━━━━━ RECORDS FOR PROCESSING ━━━━━

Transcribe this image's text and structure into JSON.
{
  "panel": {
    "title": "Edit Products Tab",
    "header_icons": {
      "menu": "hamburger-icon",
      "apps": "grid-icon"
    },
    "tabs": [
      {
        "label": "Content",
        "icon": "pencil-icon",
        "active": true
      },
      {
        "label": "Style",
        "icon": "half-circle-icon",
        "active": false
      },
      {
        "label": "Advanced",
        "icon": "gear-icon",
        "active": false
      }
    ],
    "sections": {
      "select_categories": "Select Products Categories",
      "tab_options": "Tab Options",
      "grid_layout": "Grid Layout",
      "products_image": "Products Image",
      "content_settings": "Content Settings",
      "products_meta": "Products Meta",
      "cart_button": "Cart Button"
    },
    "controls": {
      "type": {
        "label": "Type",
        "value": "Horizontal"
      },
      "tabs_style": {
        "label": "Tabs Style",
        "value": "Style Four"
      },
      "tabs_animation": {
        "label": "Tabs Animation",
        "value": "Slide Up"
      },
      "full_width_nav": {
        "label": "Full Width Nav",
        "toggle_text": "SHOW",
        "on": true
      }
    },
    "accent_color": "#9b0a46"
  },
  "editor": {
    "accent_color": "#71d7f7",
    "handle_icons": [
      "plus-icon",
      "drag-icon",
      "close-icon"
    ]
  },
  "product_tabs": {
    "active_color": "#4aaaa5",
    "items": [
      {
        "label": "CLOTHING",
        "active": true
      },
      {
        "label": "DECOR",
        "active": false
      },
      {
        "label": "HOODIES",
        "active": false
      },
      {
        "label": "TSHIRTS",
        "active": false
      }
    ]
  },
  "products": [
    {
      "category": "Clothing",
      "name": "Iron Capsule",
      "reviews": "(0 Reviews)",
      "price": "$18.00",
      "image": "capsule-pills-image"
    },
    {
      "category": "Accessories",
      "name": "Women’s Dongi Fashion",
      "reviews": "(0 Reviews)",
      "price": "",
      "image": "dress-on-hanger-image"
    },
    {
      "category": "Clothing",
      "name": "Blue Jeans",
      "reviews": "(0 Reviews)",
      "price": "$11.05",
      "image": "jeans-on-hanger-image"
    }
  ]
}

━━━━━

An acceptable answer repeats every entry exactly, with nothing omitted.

▸ **WRITTEN SOLUTION**
Transcribe this image's text and structure into JSON.
{
  "panel": {
    "title": "Edit Products Tab",
    "header_icons": {
      "menu": "hamburger-icon",
      "apps": "grid-icon"
    },
    "tabs": [
      {
        "label": "Content",
        "icon": "pencil-icon",
        "active": true
      },
      {
        "label": "Style",
        "icon": "half-circle-icon",
        "active": false
      },
      {
        "label": "Advanced",
        "icon": "gear-icon",
        "active": false
      }
    ],
    "sections": {
      "select_categories": "Select Products Categories",
      "tab_options": "Tab Options",
      "grid_layout": "Grid Layout",
      "products_image": "Products Image",
      "content_settings": "Content Settings",
      "products_meta": "Products Meta",
      "cart_button": "Cart Button"
    },
    "controls": {
      "type": {
        "label": "Type",
        "value": "Horizontal"
      },
      "tabs_style": {
        "label": "Tabs Style",
        "value": "Style Four"
      },
      "tabs_animation": {
        "label": "Tabs Animation",
        "value": "Slide Up"
      },
      "full_width_nav": {
        "label": "Full Width Nav",
        "toggle_text": "SHOW",
        "on": true
      }
    },
    "accent_color": "#9b0a46"
  },
  "editor": {
    "accent_color": "#71d7f7",
    "handle_icons": [
      "plus-icon",
      "drag-icon",
      "close-icon"
    ]
  },
  "product_tabs": {
    "active_color": "#4aaaa5",
    "items": [
      {
        "label": "CLOTHING",
        "active": true
      },
      {
        "label": "DECOR",
        "active": false
      },
      {
        "label": "HOODIES",
        "active": false
      },
      {
        "label": "TSHIRTS",
        "active": false
      }
    ]
  },
  "products": [
    {
      "category": "Clothing",
      "name": "Iron Capsule",
      "reviews": "(0 Reviews)",
      "price": "$18.00",
      "image": "capsule-pills-image"
    },
    {
      "category": "Accessories",
      "name": "Women’s Dongi Fashion",
      "reviews": "(0 Reviews)",
      "price": "",
      "image": "dress-on-hanger-image"
    },
    {
      "category": "Clothing",
      "name": "Blue Jeans",
      "reviews": "(0 Reviews)",
      "price": "$11.05",
      "image": "jeans-on-hanger-image"
    }
  ]
}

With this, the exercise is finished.